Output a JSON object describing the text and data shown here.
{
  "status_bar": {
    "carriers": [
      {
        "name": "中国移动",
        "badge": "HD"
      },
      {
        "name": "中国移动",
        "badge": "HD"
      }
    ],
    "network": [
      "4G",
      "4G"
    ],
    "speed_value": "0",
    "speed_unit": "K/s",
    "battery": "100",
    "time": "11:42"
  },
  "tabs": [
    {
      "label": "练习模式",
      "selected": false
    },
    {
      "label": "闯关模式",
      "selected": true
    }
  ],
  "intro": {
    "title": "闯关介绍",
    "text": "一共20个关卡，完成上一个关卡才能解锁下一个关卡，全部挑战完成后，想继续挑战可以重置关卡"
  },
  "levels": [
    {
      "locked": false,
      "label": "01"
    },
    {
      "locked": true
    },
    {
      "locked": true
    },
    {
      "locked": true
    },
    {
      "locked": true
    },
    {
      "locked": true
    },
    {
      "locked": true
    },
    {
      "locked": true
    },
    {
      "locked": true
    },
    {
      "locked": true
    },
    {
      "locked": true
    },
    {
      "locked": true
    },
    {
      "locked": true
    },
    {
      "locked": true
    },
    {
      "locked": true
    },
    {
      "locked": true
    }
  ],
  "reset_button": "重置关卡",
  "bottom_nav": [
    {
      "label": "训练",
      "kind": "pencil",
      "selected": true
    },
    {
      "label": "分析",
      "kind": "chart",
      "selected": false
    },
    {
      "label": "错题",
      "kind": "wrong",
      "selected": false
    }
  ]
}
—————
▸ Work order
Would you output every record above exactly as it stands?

▸ Your response
Output a JSON object describing the text and data shown here.
{
  "status_bar": {
    "carriers": [
      {
        "name": "中国移动",
        "badge": "HD"
      },
      {
        "name": "中国移动",
        "badge": "HD"
      }
    ],
    "network": [
      "4G",
      "4G"
    ],
    "speed_value": "0",
    "speed_unit": "K/s",
    "battery": "100",
    "time": "11:42"
  },
  "tabs": [
    {
      "label": "练习模式",
      "selected": false
    },
    {
      "label": "闯关模式",
      "selected": true
    }
  ],
  "intro": {
    "title": "闯关介绍",
    "text": "一共20个关卡，完成上一个关卡才能解锁下一个关卡，全部挑战完成后，想继续挑战可以重置关卡"
  },
  "levels": [
    {
      "locked": false,
      "label": "01"
    },
    {
      "locked": true
    },
    {
      "locked": true
    },
    {
      "locked": true
    },
    {
      "locked": true
    },
    {
      "locked": true
    },
    {
      "locked": true
    },
    {
      "locked": true
    },
    {
      "locked": true
    },
    {
      "locked": true
    },
    {
      "locked": true
    },
    {
      "locked": true
    },
    {
      "locked": true
    },
    {
      "locked": true
    },
    {
      "locked": true
    },
    {
      "locked": true
    }
  ],
  "reset_button": "重置关卡",
  "bottom_nav": [
    {
      "label": "训练",
      "kind": "pencil",
      "selected": true
    },
    {
      "label": "分析",
      "kind": "chart",
      "selected": false
    },
    {
      "label": "错题",
      "kind": "wrong",
      "selected": false
    }
  ]
}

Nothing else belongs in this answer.